GARMISON, SAMUEL (17th century), scholar and prolific author. Born in Salonika, Samuel immigrated to Jerusalem. In about 1647 he traveled as an emissary of Jerusalem apparently to Italy but was taken captive during the journey by Maltese pirates, from whom he was ransomed by a society for the redemption of captives centered in Venice. He was rabbi in Malta until c. 1660. Subsequently he seems to have officiated in Jerusalem. In 1666 he attacked Shabbetai Ẓevi in a sermon which is included in his Imrei No'am. Only one of his works has been published: Mishpetei Ẓedek (1945), responsa on the Shulḥan Arukh, Arba'ah Turim and Beit Yosef. Among others still in manuscript are Kevod Ḥakhamim, sermons on the Bible; Imrei No'am, sermons on the Pentateuch; Imrei Tevunah ve-Imrei Kodesh, on the Talmud and codes; a commentary on the Mishnah; novellae to the tractates Ḥullin, Bekhorot, Zera'im, Tohorot, and Berakhot; works on the tractates Beẓah, Kiddushin, and Ḥullin.
Benayahu, in: Scritti… S. Mayer (1956), 25–31 (Heb. part); M.D. Gaon, Yehudei ha-Mizraḥ be-Ereẓ Yisrael, 2 (1938), 208; Scholem, Shabbetai Ẓevi, 1 (1957), 152, 156, 201, 290; Frumkin-Rivlin, 2 (1928), 53f.
"Garmison, Samuel." Encyclopaedia Judaica. . Encyclopedia.com. (October 23, 2018). https://www.encyclopedia.com/religion/encyclopedias-almanacs-transcripts-and-maps/garmison-samuel
"Garmison, Samuel." Encyclopaedia Judaica. . Retrieved October 23, 2018 from Encyclopedia.com: https://www.encyclopedia.com/religion/encyclopedias-almanacs-transcripts-and-maps/garmison-samuel
Encyclopedia.com gives you the ability to cite reference entries and articles according to common styles from the Modern Language Association (MLA), The Chicago Manual of Style, and the American Psychological Association (APA).

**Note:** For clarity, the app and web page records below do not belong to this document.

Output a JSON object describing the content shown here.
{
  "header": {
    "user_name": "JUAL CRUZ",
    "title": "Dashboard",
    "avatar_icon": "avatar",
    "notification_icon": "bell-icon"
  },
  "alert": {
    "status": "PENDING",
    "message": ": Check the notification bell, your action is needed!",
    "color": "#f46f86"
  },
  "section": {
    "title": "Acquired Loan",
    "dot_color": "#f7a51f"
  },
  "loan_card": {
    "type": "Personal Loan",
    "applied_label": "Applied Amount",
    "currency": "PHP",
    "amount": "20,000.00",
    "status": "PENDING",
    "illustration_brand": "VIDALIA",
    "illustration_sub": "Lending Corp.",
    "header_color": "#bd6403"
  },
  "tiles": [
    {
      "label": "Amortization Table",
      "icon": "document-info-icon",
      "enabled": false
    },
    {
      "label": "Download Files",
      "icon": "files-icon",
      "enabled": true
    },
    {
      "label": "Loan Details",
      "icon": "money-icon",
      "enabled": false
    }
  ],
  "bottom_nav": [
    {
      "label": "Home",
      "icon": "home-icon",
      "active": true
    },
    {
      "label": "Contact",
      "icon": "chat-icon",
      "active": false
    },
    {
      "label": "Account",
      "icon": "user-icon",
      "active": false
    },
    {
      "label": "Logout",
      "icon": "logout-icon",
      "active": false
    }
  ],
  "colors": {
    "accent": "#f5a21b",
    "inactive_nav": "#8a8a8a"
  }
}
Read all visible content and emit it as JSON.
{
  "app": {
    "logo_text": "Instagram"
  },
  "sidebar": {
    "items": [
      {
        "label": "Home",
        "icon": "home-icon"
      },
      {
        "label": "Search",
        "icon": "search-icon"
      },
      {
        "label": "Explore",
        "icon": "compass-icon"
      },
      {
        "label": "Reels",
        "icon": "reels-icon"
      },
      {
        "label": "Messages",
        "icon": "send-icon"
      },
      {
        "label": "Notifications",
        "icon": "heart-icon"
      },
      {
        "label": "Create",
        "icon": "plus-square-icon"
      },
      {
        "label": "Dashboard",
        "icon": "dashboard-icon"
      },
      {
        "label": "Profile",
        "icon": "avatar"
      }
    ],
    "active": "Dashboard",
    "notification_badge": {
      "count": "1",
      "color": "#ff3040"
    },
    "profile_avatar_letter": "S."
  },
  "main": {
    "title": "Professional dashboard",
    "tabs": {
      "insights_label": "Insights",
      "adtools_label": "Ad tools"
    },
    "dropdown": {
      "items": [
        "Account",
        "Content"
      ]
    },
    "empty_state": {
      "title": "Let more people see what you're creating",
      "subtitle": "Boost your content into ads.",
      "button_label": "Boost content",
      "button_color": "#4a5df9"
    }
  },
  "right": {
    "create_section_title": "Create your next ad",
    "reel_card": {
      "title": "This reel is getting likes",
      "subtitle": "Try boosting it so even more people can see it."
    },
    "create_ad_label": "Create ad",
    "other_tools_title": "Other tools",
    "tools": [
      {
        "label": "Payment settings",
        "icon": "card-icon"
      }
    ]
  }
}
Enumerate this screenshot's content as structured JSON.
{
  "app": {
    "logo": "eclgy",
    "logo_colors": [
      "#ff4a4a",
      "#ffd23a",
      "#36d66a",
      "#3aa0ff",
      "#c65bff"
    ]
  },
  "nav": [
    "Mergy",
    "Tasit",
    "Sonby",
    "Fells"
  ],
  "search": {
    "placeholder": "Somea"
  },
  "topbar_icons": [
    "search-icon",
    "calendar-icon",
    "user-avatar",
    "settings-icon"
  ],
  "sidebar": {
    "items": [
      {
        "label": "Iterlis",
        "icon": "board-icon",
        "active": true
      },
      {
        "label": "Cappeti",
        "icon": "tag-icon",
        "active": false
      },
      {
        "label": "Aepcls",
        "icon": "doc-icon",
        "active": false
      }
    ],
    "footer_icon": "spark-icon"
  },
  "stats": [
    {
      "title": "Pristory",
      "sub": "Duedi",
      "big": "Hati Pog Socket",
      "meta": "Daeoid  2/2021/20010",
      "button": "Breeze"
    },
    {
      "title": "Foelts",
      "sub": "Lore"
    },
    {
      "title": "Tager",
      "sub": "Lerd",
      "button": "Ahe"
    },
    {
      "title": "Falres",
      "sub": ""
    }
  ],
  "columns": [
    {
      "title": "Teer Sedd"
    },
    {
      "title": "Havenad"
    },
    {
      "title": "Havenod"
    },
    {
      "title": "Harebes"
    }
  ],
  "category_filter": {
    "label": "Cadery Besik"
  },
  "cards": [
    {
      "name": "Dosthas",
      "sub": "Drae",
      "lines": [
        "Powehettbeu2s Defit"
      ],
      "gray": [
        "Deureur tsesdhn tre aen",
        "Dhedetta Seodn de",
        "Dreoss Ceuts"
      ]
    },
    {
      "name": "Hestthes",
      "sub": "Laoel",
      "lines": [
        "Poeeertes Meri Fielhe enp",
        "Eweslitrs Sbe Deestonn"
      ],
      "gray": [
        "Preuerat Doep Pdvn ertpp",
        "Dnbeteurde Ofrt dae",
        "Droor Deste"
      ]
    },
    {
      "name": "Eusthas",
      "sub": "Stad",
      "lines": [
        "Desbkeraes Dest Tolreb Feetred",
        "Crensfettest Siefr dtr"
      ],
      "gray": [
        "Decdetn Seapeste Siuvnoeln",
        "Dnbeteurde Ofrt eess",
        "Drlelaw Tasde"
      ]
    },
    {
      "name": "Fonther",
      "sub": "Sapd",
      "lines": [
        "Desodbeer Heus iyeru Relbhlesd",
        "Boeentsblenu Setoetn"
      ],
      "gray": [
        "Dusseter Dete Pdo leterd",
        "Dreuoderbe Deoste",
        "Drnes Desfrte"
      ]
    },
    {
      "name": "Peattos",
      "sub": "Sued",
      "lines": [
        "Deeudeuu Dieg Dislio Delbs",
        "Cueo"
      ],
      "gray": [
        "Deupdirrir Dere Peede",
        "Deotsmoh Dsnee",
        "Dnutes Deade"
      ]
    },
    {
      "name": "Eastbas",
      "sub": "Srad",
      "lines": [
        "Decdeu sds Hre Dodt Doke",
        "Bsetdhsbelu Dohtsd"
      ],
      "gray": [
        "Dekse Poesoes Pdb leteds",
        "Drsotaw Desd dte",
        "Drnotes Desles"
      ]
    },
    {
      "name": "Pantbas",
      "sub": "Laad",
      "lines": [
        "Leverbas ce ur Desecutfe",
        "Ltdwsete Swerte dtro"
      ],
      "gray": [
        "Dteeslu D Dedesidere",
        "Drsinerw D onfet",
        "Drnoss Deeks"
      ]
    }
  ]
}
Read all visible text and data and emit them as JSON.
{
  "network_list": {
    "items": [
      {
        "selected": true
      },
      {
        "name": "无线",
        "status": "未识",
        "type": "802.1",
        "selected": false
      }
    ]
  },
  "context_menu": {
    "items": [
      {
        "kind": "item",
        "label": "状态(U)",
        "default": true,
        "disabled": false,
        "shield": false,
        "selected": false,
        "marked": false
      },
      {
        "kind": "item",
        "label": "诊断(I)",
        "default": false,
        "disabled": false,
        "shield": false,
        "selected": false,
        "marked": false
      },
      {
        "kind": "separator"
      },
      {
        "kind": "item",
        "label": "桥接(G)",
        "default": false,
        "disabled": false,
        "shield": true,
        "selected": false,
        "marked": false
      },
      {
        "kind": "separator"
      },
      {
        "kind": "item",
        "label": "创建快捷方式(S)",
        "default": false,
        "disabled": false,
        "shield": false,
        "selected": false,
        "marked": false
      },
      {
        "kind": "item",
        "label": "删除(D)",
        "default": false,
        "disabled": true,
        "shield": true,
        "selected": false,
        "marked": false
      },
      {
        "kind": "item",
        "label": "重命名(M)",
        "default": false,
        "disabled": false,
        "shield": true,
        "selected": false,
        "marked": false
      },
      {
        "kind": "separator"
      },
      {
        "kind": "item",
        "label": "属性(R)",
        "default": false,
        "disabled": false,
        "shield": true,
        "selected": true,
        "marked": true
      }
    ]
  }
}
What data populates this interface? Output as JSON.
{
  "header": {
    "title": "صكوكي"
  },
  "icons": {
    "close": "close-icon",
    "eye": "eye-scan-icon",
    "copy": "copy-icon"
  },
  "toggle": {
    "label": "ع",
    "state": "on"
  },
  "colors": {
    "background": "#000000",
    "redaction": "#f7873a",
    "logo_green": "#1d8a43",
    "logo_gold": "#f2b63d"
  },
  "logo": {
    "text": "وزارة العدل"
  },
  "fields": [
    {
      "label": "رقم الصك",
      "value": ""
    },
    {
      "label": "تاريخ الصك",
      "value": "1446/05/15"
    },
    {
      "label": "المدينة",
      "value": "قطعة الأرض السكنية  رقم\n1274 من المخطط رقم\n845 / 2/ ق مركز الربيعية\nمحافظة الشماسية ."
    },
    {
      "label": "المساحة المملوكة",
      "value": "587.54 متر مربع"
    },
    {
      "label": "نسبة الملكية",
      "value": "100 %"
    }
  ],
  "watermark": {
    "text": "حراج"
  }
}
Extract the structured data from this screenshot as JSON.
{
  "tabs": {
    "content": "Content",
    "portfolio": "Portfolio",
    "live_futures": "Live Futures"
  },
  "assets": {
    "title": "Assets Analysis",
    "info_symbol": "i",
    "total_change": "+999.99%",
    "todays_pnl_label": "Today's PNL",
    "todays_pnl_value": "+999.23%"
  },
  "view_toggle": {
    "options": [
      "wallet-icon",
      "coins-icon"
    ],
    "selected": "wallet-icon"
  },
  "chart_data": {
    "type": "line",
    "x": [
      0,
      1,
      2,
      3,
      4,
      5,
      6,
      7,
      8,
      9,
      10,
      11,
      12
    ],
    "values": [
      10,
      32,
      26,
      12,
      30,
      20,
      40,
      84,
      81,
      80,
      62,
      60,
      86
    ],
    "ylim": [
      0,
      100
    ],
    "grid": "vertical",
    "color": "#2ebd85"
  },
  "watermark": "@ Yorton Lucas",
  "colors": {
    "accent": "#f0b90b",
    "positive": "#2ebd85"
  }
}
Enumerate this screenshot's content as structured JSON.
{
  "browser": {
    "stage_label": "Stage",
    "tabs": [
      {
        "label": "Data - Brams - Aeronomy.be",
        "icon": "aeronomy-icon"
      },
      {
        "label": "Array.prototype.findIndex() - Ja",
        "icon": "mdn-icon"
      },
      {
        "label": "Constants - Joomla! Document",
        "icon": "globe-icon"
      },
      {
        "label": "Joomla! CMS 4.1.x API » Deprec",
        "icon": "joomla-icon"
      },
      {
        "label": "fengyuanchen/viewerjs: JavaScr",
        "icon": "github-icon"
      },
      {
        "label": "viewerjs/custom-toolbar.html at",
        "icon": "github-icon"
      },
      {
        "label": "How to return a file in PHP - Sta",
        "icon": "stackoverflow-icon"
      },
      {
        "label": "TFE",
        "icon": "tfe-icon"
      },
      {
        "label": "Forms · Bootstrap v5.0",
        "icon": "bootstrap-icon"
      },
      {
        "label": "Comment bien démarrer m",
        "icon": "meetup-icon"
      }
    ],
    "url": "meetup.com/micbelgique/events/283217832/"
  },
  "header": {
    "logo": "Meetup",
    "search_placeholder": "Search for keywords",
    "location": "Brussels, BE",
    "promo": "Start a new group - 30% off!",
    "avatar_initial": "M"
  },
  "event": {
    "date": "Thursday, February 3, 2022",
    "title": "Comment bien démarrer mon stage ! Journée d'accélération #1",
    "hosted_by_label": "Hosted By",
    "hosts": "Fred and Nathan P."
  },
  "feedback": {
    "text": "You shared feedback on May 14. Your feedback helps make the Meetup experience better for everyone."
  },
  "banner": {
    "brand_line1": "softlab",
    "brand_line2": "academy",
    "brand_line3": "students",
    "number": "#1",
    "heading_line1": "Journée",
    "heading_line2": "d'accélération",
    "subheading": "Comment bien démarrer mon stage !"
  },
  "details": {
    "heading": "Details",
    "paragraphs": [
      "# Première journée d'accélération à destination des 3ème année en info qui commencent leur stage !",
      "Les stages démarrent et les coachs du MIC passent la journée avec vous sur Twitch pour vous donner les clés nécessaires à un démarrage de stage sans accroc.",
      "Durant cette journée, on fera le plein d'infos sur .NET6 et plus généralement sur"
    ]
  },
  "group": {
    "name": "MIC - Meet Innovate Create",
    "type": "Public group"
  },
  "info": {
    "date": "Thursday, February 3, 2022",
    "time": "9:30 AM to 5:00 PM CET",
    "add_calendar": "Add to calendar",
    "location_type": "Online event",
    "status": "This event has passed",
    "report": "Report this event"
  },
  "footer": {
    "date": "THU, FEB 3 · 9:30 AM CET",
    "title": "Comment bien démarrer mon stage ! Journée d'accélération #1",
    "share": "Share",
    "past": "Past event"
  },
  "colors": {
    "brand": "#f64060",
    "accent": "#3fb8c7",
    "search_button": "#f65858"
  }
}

Within the “Cite this article” tool, pick a style to see how all available information looks when formatted according to that style. Then, copy and paste the text into your bibliography or works cited list.
Because each style has its own formatting nuances that evolve over time and not all information is available for every reference entry or article, Encyclopedia.com cannot guarantee each citation it generates. Therefore, it’s best to use Encyclopedia.com citations as a starting point before checking the style against your school or publication’s requirements and the most-recent information available at these sites:
Modern Language Association
The Chicago Manual of Style
American Psychological Association
- Most online reference entries and articles do not have page numbers. Therefore, that information is unavailable for most Encyclopedia.com content. However, the date of retrieval is often important. Refer to each style’s convention regarding the best way to format page numbers and retrieval dates.
- In addition to the MLA, Chicago, and APA styles, your school, university, publication, or institution may have its own requirements for citations. Therefore, be sure to refer to those guidelines when editing your bibliography or works cited list.